Share on
  • Melwin Jose

    What happens internally when I do the following in pyspark shell which has 2 workers ?

    text = sc.parallelize ([ “I stepped on …. , …. , … ])
    # some transformations
    # some actions

    I am new to Spark and here is my current understand : it auto-partitions the list among the workers and when an action is called these workers work in their part of the list and send them back to the driver (when collect is called).
    Have I got it right ?

    • EdurekaSupport

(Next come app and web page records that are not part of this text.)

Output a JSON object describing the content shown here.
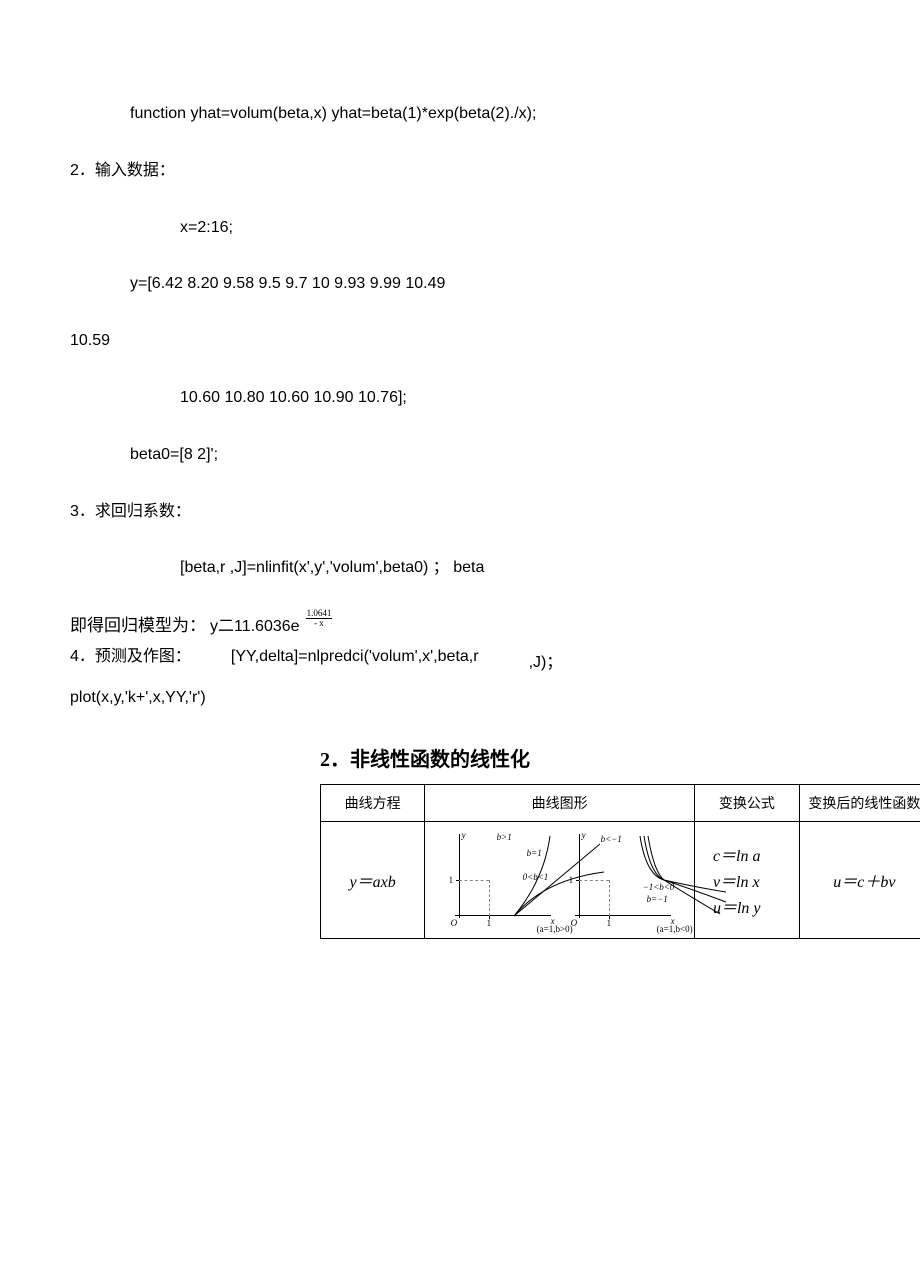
{
  "code": {
    "l1": "function yhat=volum(beta,x) yhat=beta(1)*exp(beta(2)./x);",
    "sec2": "2．输入数据：",
    "l2": "x=2:16;",
    "l3": "y=[6.42 8.20 9.58 9.5 9.7 10 9.93 9.99 10.49",
    "l4": "10.59",
    "l5": "10.60 10.80 10.60 10.90 10.76];",
    "l6": "beta0=[8 2]';",
    "sec3": "3．求回归系数：",
    "l7": "[beta,r ,J]=nlinfit(x',y','volum',beta0) ； beta",
    "model_prefix": "即得回归模型为：",
    "model_y": "y二11.6036e",
    "model_exp_num": "1.0641",
    "model_exp_x": "- x",
    "sec4": "4．预测及作图：",
    "l8": "[YY,delta]=nlpredci('volum',x',beta,r",
    "l8b": ",J)；",
    "l9": "plot(x,y,'k+',x,YY,'r')"
  },
  "section_title": "2．非线性函数的线性化",
  "table": {
    "h1": "曲线方程",
    "h2": "曲线图形",
    "h3": "变换公式",
    "h4": "变换后的线性函数",
    "r1c1": "y＝axb",
    "g1": {
      "b_gt_1": "b>1",
      "b_eq_1": "b=1",
      "b_0_1": "0<b<1",
      "caption": "(a=1,b>0)"
    },
    "g2": {
      "b_lt_m1": "b<−1",
      "b_m1_0": "−1<b<0",
      "b_eq_m1": "b=−1",
      "caption": "(a=1,b<0)"
    },
    "r1c3a": "c＝ln a",
    "r1c3b": "v＝ln x",
    "r1c3c": "u＝ln y",
    "r1c4": "u＝c＋bv"
  }
}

      hey Melwin, thanks for checking out our blog. Yes, your understanding is absolutely correct. :) Please feel free to write to us if you have any more questions. Cheers!

  • gobi subramani

    from the doc
    ” the number of partitions will be the same as the number of partitions in the largest upstream RDD ”
    But you have mentioned that , default number of partitioner is depend up on the number of cores in all executor node..

    Could you pls clarify.

  • Ritesh Tijoriwala

    Thanks for the post Prithviraj!

    Your example seems a bit off:

    Considering the Data -> (2, 10), (4, 3), (5, 8), (7, 10), (6, 11),

    the keys should be -> 2, 4, 5, 7, 6

    and when partitioned to get desired 4 partitions, the data distribution should be:

    partition 1: (4, 3) because (4 % num_partitions) = 0 (assuming partition index starting at 1)
    partition 2: (5, 8) because (5 % num_partitions) = 1
    partition 3: (2, 10), (6, 11) because (2 % num_partitions) = 2 & 6 % num_partitions = 2
    partition 4: (7, 10) because 7 % num_partitions = 3

    • Prithviraj Bose

      I am glad you have asked this question.
      Partition ordering does not matter, basically there are 4 partitions, (4,3) will go to a partition collecting remainder 1; (2,10), (6,11) will go to a partition collecting remainder 2…like that.

      How the partitions exist or ordered among themselves does not matter as long as the properties of partition are honoured. Clear?

      • Ritesh Tijoriwala

        How can key with value 4 have remainder 1 when partitions = 4? 4%4=0, no?

        • Prithviraj Bose

          Ritesh, sorry for the typo. I wanted to write (4,3) will go to a partition collecting remainder 0; (5,8) will go to partition collecting remainder 1; (2,10), (6,11) will go to a partition collecting remainder 2…like that. I hope it’s clear else let me know.